* Extracted records *
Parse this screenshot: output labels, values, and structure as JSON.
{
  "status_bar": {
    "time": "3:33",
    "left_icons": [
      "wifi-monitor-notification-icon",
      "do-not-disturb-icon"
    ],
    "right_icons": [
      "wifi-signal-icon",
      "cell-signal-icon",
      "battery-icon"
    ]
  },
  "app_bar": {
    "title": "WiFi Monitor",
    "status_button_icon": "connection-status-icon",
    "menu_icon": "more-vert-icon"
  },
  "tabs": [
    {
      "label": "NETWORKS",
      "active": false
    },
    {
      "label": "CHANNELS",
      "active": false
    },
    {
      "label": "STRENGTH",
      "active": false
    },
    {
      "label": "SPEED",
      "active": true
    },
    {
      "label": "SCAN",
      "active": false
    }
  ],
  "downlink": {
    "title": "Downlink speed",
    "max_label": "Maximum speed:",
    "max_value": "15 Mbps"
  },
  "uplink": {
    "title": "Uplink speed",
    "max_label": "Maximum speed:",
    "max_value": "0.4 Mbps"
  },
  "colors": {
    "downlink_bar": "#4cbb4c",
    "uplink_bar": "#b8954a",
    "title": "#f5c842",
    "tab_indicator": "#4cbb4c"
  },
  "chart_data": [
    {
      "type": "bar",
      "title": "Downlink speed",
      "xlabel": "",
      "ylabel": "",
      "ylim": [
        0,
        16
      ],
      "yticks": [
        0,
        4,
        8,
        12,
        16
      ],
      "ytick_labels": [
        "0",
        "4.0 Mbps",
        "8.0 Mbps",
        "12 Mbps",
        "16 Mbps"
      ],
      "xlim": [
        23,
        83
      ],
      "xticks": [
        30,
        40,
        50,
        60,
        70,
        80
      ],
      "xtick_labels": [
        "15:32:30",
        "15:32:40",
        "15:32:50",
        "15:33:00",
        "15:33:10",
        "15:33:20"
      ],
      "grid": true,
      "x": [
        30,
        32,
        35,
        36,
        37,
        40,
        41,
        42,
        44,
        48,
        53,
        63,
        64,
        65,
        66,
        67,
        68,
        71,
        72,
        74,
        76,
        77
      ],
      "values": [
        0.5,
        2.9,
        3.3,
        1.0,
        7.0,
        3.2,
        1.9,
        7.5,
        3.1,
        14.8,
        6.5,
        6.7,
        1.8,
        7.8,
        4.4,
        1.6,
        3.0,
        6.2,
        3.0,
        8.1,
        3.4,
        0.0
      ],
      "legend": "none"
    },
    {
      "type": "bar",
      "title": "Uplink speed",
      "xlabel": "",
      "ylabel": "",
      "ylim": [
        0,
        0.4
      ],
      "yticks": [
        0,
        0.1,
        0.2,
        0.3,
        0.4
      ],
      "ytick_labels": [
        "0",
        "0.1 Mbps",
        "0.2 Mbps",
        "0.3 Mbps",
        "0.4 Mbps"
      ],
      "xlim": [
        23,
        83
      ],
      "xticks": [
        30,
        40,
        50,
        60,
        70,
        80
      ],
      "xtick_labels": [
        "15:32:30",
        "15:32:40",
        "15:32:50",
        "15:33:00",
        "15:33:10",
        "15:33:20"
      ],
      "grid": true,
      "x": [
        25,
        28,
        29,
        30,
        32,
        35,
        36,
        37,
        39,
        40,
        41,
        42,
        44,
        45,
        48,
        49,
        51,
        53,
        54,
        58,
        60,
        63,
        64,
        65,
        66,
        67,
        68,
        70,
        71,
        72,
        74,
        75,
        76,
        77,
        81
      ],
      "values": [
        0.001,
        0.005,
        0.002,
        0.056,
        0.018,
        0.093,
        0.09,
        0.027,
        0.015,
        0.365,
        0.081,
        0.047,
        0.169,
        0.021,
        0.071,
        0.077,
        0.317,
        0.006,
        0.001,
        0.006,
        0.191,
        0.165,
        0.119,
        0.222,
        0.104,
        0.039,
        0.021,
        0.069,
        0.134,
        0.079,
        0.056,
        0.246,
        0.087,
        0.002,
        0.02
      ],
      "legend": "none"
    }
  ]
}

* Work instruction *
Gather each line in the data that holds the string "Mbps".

* Written solution *
    "max_value": "15 Mbps"
    "max_value": "0.4 Mbps"
        "4.0 Mbps",
        "8.0 Mbps",
        "12 Mbps",
        "16 Mbps"
        "0.1 Mbps",
        "0.2 Mbps",
        "0.3 Mbps",
        "0.4 Mbps"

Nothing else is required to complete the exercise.